Material shown:
◆ ◆ ◆

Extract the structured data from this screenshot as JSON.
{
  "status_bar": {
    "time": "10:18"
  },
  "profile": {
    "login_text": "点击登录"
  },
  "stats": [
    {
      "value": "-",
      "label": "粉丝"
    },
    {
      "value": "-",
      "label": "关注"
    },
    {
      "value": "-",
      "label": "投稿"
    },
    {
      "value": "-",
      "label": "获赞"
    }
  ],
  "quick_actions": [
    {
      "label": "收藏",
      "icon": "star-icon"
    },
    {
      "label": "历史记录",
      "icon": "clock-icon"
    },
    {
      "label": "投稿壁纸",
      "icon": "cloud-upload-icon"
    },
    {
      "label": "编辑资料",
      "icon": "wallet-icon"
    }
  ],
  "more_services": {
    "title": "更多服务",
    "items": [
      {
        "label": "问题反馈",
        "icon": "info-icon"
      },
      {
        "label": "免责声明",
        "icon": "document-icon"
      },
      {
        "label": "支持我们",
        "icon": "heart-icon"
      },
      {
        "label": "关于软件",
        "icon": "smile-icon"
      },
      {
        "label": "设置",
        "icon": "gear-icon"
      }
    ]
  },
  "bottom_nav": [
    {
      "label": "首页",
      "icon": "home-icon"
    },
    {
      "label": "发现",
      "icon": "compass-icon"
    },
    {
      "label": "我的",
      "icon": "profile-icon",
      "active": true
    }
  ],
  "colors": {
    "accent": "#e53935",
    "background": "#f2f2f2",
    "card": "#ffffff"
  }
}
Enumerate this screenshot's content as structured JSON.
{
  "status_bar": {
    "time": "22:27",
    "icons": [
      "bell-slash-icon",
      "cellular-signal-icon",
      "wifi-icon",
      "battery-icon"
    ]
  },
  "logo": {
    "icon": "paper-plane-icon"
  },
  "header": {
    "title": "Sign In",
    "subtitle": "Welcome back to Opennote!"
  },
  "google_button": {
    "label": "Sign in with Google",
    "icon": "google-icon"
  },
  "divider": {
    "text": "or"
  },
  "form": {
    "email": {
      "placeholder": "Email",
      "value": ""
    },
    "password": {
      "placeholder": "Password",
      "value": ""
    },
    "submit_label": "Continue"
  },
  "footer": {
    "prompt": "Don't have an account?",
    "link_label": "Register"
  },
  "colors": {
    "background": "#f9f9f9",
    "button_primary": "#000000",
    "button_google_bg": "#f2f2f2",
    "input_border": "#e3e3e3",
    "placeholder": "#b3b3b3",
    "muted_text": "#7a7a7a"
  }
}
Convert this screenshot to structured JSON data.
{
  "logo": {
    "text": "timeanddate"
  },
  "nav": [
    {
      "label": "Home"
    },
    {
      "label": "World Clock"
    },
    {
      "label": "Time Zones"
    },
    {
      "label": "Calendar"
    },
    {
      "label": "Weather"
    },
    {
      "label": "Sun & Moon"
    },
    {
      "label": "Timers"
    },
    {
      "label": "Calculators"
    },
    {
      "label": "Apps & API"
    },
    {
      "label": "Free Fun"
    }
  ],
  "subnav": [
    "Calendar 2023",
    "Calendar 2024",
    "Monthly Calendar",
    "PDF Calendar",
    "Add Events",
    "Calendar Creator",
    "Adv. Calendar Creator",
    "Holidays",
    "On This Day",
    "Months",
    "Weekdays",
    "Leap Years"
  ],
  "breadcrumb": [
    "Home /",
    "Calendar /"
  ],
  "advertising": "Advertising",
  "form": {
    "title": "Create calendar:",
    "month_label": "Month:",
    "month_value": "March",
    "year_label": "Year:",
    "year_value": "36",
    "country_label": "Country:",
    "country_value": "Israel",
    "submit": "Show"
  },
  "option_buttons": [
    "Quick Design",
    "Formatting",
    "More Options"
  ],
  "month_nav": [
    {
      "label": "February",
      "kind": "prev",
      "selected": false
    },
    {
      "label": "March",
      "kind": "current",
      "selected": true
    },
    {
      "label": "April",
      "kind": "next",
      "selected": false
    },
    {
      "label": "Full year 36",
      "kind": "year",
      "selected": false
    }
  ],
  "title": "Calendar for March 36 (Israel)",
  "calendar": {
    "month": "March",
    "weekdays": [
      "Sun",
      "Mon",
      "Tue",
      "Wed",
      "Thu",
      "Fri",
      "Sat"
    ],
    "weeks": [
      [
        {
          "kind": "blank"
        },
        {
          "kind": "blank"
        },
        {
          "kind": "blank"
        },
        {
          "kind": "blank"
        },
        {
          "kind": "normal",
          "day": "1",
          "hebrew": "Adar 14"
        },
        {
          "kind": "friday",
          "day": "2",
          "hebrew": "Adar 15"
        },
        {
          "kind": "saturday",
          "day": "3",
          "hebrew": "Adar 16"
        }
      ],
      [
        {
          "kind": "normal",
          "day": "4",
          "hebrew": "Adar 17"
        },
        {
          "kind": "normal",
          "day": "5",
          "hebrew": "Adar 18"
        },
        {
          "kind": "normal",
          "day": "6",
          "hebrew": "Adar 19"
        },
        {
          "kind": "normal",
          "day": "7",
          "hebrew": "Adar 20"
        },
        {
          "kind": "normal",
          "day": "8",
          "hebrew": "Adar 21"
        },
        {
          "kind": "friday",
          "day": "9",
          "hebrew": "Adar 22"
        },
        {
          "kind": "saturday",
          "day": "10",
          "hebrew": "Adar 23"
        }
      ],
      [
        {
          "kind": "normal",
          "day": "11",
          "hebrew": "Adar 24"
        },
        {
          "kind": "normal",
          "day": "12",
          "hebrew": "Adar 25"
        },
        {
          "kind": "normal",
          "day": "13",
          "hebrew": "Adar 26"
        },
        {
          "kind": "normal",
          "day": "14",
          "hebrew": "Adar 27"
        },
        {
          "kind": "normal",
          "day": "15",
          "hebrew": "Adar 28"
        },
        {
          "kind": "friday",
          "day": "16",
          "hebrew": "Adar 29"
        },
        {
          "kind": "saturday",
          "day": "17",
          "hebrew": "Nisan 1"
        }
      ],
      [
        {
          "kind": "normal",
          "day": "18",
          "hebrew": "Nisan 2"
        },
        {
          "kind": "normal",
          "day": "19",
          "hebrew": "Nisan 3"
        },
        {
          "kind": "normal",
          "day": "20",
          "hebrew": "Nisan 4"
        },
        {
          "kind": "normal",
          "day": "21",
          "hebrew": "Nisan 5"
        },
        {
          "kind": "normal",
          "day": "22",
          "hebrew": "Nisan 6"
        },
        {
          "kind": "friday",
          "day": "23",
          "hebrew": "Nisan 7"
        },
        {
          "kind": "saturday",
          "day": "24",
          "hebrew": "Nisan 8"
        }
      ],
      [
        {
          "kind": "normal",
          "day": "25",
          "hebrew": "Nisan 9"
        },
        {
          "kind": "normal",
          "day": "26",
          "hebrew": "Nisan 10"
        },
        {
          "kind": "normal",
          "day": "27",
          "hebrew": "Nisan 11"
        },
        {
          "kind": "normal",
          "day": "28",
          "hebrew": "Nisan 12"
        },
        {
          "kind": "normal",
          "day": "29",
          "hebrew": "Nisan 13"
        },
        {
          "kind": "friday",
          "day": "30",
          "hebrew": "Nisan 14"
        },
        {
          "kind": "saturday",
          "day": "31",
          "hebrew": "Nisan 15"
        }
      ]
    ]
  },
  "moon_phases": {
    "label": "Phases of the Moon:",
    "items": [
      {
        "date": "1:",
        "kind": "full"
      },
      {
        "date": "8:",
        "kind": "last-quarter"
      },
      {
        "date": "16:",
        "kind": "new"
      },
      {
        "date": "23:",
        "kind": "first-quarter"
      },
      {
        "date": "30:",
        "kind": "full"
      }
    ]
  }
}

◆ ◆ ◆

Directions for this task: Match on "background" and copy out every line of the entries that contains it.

Output of the exercise:
    "background": "#f2f2f2",
    "background": "#f9f9f9",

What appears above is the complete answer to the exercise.